Video Ukraine Schools Resume Classes, Donate to Government Forces

A new school year has started in Ukraine but thousands of children in the war-torn east are unable to attend because of ongoing clashes with pro-Russia rebels. In Ukraine's capital, patriotic education has become the norm along with donations to support injured security forces fighting to take back rebel-held areas. VOA's Daniel Schearf reports from Kyiv.
Video

Video US Detainees Want Negotiators for Freedom in North Korea

The three U.S. detainees held in North Korea were permitted to speak with foreign media Monday. The government of Kim Jong Un restricted the topics of the questions, and the interviews in Pyongyang were limited to five minutes. Each of the men asked Washington to send a representative to Pyongyang to secure his release. VOA’s Carolyn Presutti has our story.
Video

Video Internet, Technology Offer New Tools for Journalists

The Internet and rapidly evolving technology is quickly changing how people receive news and how journalists deliver it. There are now more ways to tell a story than ever before. One school in Los Angeles is teaching the next generation of journalists with the help of a state-of-the-art newsroom. Elizabeth Lee has this report.
Video

Video Turkmen From Amerli Describe Survival of IS Siege

Over the past few weeks, hundreds of Shi'ite Turkmen have fled the town of Amerli seeking refuge in the northern city of Kirkuk. Despite recent military gains after U.S. airstrikes that were coordinated with Iraqi and Kurdish forces, the situation remains dire for Amerli’s residents. Sebastian Meyer went to Kirkuk for VOA to speak to those who managed to escape.
Video

Video West Africa Ebola Vaccine Trials Possible by Early 2015

A U.S. health agency is speeding up clinical trials of a possible vaccine against the deadly Ebola virus that so far has killed more than 1,500 people in West Africa. If successful, the next step would be a larger trial in countries where the outbreak is occurring. VOA's Carol Pearson has more.
Video

Video Survivors Commemorate 70th Anniversary of Nazi Liquidation of Jewish Ghetto

When the German Nazi army occupied the Polish city of Lodz in 1939, it marked the beginning of a long nightmare for the Jewish community that once made up one third of the population. Roughly 200,000 people were forced into the Lodz Ghetto. Less than 7,000 survived. As VOA’s Kane Farabaugh reports, some survivors gathered at the Union League Club in Chicago on the 70th anniversary of the liquidation of the Lodz Ghetto to remember those who suffered at the hands of the Nazi regime.
Video

Video Cost to Raise Child in US Continues to Rise

The cost of raising a child in the United States continues to rise. In its latest annual report, the U.S. Department of Agriculture says middle income families with a child born in 2013 can expect to spend more than $240,000 before that child turns 18. And sending that child to college more than doubles that amount.
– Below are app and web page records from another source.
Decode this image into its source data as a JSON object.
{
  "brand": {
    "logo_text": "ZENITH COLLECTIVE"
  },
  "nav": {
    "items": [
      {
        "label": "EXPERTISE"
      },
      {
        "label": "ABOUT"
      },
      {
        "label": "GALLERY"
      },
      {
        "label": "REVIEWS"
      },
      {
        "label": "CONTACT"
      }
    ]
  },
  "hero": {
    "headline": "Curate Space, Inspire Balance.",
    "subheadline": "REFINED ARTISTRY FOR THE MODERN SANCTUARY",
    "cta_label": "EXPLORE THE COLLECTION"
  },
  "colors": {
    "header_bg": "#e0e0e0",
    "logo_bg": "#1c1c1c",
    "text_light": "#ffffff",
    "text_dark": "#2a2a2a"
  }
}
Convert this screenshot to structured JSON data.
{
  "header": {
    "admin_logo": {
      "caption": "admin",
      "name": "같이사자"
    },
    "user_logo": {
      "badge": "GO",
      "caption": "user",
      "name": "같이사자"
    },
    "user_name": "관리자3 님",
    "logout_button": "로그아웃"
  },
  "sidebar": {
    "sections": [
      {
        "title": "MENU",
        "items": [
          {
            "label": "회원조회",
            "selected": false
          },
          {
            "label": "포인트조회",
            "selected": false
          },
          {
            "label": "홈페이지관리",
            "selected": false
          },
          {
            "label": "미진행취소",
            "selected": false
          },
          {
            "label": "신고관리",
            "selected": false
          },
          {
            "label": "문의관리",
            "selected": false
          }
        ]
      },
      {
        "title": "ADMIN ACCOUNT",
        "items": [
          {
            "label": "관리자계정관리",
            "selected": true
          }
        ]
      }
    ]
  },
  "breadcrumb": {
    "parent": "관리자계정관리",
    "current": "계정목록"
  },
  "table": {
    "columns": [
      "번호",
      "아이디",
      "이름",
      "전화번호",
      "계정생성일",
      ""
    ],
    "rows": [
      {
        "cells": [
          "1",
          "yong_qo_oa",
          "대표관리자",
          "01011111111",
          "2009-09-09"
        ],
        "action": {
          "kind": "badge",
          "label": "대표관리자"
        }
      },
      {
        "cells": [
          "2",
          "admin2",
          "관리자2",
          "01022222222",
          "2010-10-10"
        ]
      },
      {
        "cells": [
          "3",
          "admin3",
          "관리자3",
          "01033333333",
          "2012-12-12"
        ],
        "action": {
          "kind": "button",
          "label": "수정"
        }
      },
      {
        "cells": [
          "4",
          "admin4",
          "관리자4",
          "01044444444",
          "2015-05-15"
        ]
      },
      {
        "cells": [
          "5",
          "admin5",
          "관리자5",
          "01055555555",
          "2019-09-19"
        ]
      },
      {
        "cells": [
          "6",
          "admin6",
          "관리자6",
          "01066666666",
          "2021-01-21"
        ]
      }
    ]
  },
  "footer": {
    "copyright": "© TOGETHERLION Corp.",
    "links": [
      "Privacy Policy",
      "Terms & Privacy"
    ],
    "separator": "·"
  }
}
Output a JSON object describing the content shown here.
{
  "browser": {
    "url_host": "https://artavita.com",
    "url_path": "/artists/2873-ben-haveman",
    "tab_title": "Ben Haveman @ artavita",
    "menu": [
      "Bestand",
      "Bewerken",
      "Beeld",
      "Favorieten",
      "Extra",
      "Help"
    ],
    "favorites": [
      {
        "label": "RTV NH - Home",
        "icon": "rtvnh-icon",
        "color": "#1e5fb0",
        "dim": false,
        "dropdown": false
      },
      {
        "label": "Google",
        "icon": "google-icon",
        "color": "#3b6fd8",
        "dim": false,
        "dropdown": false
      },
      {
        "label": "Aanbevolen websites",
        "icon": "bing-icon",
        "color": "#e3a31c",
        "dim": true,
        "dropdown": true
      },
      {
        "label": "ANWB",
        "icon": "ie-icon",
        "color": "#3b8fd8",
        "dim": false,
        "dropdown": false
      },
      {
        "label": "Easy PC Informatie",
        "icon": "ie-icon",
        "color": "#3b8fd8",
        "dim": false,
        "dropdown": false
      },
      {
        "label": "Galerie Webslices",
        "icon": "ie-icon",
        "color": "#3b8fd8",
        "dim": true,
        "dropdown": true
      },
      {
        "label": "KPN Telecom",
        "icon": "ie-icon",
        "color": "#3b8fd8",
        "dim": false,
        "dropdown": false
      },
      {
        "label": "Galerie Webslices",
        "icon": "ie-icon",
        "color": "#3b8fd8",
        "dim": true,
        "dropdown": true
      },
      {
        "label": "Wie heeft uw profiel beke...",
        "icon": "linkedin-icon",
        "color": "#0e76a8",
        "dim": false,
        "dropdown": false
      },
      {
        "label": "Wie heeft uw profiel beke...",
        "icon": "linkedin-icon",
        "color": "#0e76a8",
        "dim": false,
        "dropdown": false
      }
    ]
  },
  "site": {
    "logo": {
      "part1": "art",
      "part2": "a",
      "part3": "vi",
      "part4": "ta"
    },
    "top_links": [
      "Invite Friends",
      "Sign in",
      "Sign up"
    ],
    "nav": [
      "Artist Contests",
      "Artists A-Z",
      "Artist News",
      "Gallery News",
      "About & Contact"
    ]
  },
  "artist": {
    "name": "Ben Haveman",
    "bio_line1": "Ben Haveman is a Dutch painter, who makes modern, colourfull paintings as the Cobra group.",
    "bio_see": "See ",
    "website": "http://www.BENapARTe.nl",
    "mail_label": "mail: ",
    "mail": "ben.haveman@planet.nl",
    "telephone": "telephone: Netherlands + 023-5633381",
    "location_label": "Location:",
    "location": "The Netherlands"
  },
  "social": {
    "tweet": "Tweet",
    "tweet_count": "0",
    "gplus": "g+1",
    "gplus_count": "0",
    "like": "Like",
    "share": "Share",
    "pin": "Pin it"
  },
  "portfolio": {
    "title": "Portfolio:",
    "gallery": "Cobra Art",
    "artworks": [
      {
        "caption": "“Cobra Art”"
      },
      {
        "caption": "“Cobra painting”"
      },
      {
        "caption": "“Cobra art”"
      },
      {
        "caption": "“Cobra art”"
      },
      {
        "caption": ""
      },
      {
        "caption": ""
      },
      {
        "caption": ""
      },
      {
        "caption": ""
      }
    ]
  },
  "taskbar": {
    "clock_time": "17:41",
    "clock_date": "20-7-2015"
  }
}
VOA’s Deborah Block visited with a couple with one child in Alexandria, Virginia, to learn if the report reflects their lifestyle.
Video

Video Chaotic Afghan Vote Recount Threatens Nation’s Future

Afghanistan’s troubled presidential election continues to be rocked by turmoil as an audit of the ballots drags on. The U.N. says the recount will not be completed before September 10. Observers say repeated disputes and delays are threatening the orderly transfer of power and could have dangerous consequences. VOA correspondent Meredith Buel reports.

AppleAndroid